The design of examinations and the tools largely tend to test only restricted learning behaviour thereby marginalizing the compass of learning, the quality of learning, the outcomes of learning and several other associated learning inputs, experiences and skills. Hence, they tend to project a distorted view of the learning profile thereby misguiding both the learners and all other stakeholders who celebrate these achievements for one reason or the other. Many of these achievements appear to be born out of a compulsive force driven by the family, society and unwise social branding. Hence there is a case to re-examine the examinations.

Well, with several such arguments and case studies one can make out a case against the examinations. But we are in a situation where we can neither live without them.
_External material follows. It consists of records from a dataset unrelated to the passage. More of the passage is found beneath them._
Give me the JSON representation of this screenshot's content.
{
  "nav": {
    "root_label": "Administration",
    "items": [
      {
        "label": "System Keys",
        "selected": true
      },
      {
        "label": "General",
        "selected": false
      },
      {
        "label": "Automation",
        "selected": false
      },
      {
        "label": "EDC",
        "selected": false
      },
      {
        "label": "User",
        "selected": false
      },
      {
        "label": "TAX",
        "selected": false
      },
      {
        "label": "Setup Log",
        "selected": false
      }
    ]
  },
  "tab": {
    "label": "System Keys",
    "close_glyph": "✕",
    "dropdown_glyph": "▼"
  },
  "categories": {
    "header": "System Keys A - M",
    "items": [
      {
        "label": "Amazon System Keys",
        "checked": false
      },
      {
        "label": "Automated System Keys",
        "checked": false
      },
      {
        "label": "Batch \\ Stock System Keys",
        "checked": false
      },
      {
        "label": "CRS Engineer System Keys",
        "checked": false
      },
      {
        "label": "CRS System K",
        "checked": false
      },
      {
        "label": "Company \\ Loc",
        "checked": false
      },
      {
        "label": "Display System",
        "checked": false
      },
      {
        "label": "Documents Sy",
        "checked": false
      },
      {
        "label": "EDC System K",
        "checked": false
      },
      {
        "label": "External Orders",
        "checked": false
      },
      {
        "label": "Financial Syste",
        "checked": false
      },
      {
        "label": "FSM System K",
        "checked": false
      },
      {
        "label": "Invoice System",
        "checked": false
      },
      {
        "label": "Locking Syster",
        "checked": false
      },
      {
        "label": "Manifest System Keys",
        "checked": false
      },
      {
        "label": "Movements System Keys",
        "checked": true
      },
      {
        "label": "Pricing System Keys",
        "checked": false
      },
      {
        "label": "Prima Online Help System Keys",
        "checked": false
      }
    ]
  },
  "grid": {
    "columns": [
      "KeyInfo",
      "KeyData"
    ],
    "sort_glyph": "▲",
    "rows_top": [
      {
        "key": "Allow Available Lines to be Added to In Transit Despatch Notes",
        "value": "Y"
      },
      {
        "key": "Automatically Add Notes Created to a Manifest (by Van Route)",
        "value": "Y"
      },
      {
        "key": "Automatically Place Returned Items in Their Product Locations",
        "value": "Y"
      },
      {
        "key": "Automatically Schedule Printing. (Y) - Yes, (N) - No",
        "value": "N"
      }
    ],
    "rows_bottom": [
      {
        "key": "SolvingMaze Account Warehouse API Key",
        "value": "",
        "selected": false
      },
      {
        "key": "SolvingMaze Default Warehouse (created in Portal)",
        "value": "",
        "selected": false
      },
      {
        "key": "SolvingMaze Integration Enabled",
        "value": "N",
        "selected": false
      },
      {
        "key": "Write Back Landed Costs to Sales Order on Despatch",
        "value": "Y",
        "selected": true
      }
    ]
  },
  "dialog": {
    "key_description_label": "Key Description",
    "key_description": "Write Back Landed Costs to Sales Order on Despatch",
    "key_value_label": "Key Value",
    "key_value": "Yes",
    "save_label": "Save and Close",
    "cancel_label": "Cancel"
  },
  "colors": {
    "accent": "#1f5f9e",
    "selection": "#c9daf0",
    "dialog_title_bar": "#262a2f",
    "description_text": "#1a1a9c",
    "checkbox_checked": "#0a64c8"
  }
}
All that one could anticipate is to move towards the following:

a. Liberating the examinations from the clutches of time and space, encouraging anytime- anywhere learning, thus minimising the cumulative stress built on this.

b. Creating a powerful trust system in education where the teacher in the classroom has a more significant, accountable, reliable, powerful and contributive role to play in the learner’s assessment

c. Extending the design of examinations to more wavelengths of the learning spectrum, wherein the learnability of the learner is seen as the core of his growth profile

d. Incorporating more diagnostic elements by which examinations act as interventional tools for empowering learning rather than a culmination of a learning process

e. Eliminating fear, failure, competition and constraints to look at examination more as a self-learning tool rather than self-defeating game.

f. Creating a general public awareness that any examination is not the real definition of life of an individual but only a status report of some specific cognitive and related skills at the current level.

g. Sending a powerful message that extensive tutorials for performance in examinations will produces products that would meet certain standards but not the yardsticks of quality.